··· Input for this task

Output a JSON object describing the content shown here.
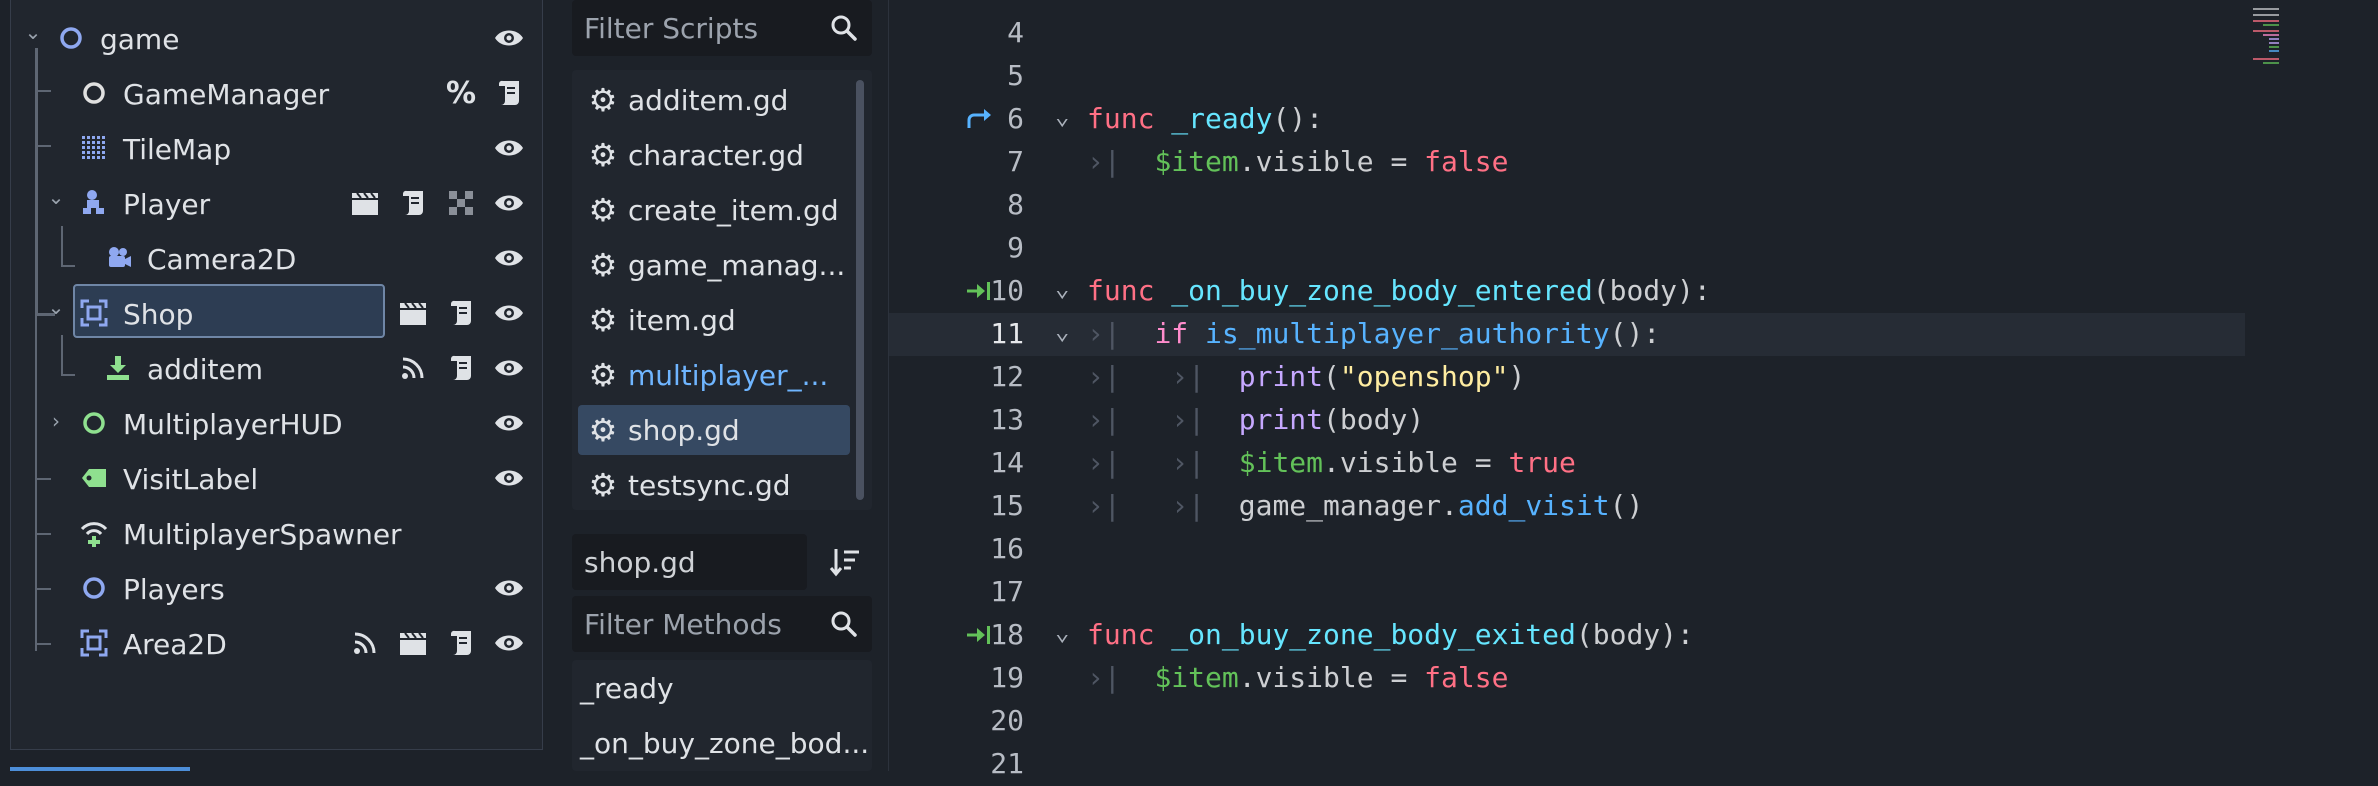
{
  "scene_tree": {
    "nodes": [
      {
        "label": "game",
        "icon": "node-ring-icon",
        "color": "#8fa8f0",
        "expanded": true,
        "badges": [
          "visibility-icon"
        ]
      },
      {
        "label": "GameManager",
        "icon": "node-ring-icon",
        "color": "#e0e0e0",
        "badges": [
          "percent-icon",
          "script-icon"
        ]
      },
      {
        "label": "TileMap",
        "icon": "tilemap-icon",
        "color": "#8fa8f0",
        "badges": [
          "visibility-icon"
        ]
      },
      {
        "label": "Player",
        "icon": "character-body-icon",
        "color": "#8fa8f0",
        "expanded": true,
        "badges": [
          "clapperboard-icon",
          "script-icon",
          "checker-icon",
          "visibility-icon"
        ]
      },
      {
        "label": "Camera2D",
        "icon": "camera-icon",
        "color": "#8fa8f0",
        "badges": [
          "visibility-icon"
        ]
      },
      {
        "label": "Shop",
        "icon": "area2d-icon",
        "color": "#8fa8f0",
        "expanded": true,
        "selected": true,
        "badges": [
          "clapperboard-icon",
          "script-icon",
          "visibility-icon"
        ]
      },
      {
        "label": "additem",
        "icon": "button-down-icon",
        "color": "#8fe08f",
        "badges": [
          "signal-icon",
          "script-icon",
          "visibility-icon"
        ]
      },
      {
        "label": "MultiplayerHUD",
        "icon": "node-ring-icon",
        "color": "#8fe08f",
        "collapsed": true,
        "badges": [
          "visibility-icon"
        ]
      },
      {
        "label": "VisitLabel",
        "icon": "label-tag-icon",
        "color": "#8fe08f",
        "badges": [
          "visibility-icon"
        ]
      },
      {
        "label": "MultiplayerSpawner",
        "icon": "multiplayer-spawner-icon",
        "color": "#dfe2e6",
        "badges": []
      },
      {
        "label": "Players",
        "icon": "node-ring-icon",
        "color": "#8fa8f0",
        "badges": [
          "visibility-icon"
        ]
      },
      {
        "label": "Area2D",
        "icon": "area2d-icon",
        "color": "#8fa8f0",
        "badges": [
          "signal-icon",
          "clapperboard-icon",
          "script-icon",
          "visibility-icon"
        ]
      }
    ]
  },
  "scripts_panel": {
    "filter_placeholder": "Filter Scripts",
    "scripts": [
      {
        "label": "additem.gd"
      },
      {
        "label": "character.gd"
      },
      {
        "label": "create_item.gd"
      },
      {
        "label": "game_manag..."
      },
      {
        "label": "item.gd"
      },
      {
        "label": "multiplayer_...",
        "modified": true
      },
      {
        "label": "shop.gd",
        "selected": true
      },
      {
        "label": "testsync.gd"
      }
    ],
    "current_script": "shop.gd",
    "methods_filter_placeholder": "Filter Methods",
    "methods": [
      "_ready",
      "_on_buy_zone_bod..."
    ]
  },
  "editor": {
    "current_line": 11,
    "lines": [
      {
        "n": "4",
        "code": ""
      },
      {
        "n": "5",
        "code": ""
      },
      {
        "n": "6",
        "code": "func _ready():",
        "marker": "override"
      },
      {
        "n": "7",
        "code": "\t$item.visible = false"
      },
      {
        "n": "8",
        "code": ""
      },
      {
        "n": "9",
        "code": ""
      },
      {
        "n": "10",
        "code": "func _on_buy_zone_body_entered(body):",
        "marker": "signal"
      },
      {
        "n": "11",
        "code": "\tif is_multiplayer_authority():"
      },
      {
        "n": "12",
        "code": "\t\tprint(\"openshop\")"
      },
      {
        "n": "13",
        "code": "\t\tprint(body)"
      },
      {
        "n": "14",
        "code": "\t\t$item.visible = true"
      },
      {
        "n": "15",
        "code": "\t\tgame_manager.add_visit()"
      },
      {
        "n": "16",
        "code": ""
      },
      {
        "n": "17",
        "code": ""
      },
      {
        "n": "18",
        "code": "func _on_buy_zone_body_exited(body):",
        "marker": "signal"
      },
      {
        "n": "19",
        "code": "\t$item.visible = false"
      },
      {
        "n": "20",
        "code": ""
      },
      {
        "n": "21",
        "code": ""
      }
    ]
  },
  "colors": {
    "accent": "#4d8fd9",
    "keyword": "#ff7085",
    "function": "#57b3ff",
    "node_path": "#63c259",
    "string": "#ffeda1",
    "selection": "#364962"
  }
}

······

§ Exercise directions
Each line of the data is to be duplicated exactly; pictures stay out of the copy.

§ Worked solution
Output a JSON object describing the content shown here.
{
  "scene_tree": {
    "nodes": [
      {
        "label": "game",
        "icon": "node-ring-icon",
        "color": "#8fa8f0",
        "expanded": true,
        "badges": [
          "visibility-icon"
        ]
      },
      {
        "label": "GameManager",
        "icon": "node-ring-icon",
        "color": "#e0e0e0",
        "badges": [
          "percent-icon",
          "script-icon"
        ]
      },
      {
        "label": "TileMap",
        "icon": "tilemap-icon",
        "color": "#8fa8f0",
        "badges": [
          "visibility-icon"
        ]
      },
      {
        "label": "Player",
        "icon": "character-body-icon",
        "color": "#8fa8f0",
        "expanded": true,
        "badges": [
          "clapperboard-icon",
          "script-icon",
          "checker-icon",
          "visibility-icon"
        ]
      },
      {
        "label": "Camera2D",
        "icon": "camera-icon",
        "color": "#8fa8f0",
        "badges": [
          "visibility-icon"
        ]
      },
      {
        "label": "Shop",
        "icon": "area2d-icon",
        "color": "#8fa8f0",
        "expanded": true,
        "selected": true,
        "badges": [
          "clapperboard-icon",
          "script-icon",
          "visibility-icon"
        ]
      },
      {
        "label": "additem",
        "icon": "button-down-icon",
        "color": "#8fe08f",
        "badges": [
          "signal-icon",
          "script-icon",
          "visibility-icon"
        ]
      },
      {
        "label": "MultiplayerHUD",
        "icon": "node-ring-icon",
        "color": "#8fe08f",
        "collapsed": true,
        "badges": [
          "visibility-icon"
        ]
      },
      {
        "label": "VisitLabel",
        "icon": "label-tag-icon",
        "color": "#8fe08f",
        "badges": [
          "visibility-icon"
        ]
      },
      {
        "label": "MultiplayerSpawner",
        "icon": "multiplayer-spawner-icon",
        "color": "#dfe2e6",
        "badges": []
      },
      {
        "label": "Players",
        "icon": "node-ring-icon",
        "color": "#8fa8f0",
        "badges": [
          "visibility-icon"
        ]
      },
      {
        "label": "Area2D",
        "icon": "area2d-icon",
        "color": "#8fa8f0",
        "badges": [
          "signal-icon",
          "clapperboard-icon",
          "script-icon",
          "visibility-icon"
        ]
      }
    ]
  },
  "scripts_panel": {
    "filter_placeholder": "Filter Scripts",
    "scripts": [
      {
        "label": "additem.gd"
      },
      {
        "label": "character.gd"
      },
      {
        "label": "create_item.gd"
      },
      {
        "label": "game_manag..."
      },
      {
        "label": "item.gd"
      },
      {
        "label": "multiplayer_...",
        "modified": true
      },
      {
        "label": "shop.gd",
        "selected": true
      },
      {
        "label": "testsync.gd"
      }
    ],
    "current_script": "shop.gd",
    "methods_filter_placeholder": "Filter Methods",
    "methods": [
      "_ready",
      "_on_buy_zone_bod..."
    ]
  },
  "editor": {
    "current_line": 11,
    "lines": [
      {
        "n": "4",
        "code": ""
      },
      {
        "n": "5",
        "code": ""
      },
      {
        "n": "6",
        "code": "func _ready():",
        "marker": "override"
      },
      {
        "n": "7",
        "code": "\t$item.visible = false"
      },
      {
        "n": "8",
        "code": ""
      },
      {
        "n": "9",
        "code": ""
      },
      {
        "n": "10",
        "code": "func _on_buy_zone_body_entered(body):",
        "marker": "signal"
      },
      {
        "n": "11",
        "code": "\tif is_multiplayer_authority():"
      },
      {
        "n": "12",
        "code": "\t\tprint(\"openshop\")"
      },
      {
        "n": "13",
        "code": "\t\tprint(body)"
      },
      {
        "n": "14",
        "code": "\t\t$item.visible = true"
      },
      {
        "n": "15",
        "code": "\t\tgame_manager.add_visit()"
      },
      {
        "n": "16",
        "code": ""
      },
      {
        "n": "17",
        "code": ""
      },
      {
        "n": "18",
        "code": "func _on_buy_zone_body_exited(body):",
        "marker": "signal"
      },
      {
        "n": "19",
        "code": "\t$item.visible = false"
      },
      {
        "n": "20",
        "code": ""
      },
      {
        "n": "21",
        "code": ""
      }
    ]
  },
  "colors": {
    "accent": "#4d8fd9",
    "keyword": "#ff7085",
    "function": "#57b3ff",
    "node_path": "#63c259",
    "string": "#ffeda1",
    "selection": "#364962"
  }
}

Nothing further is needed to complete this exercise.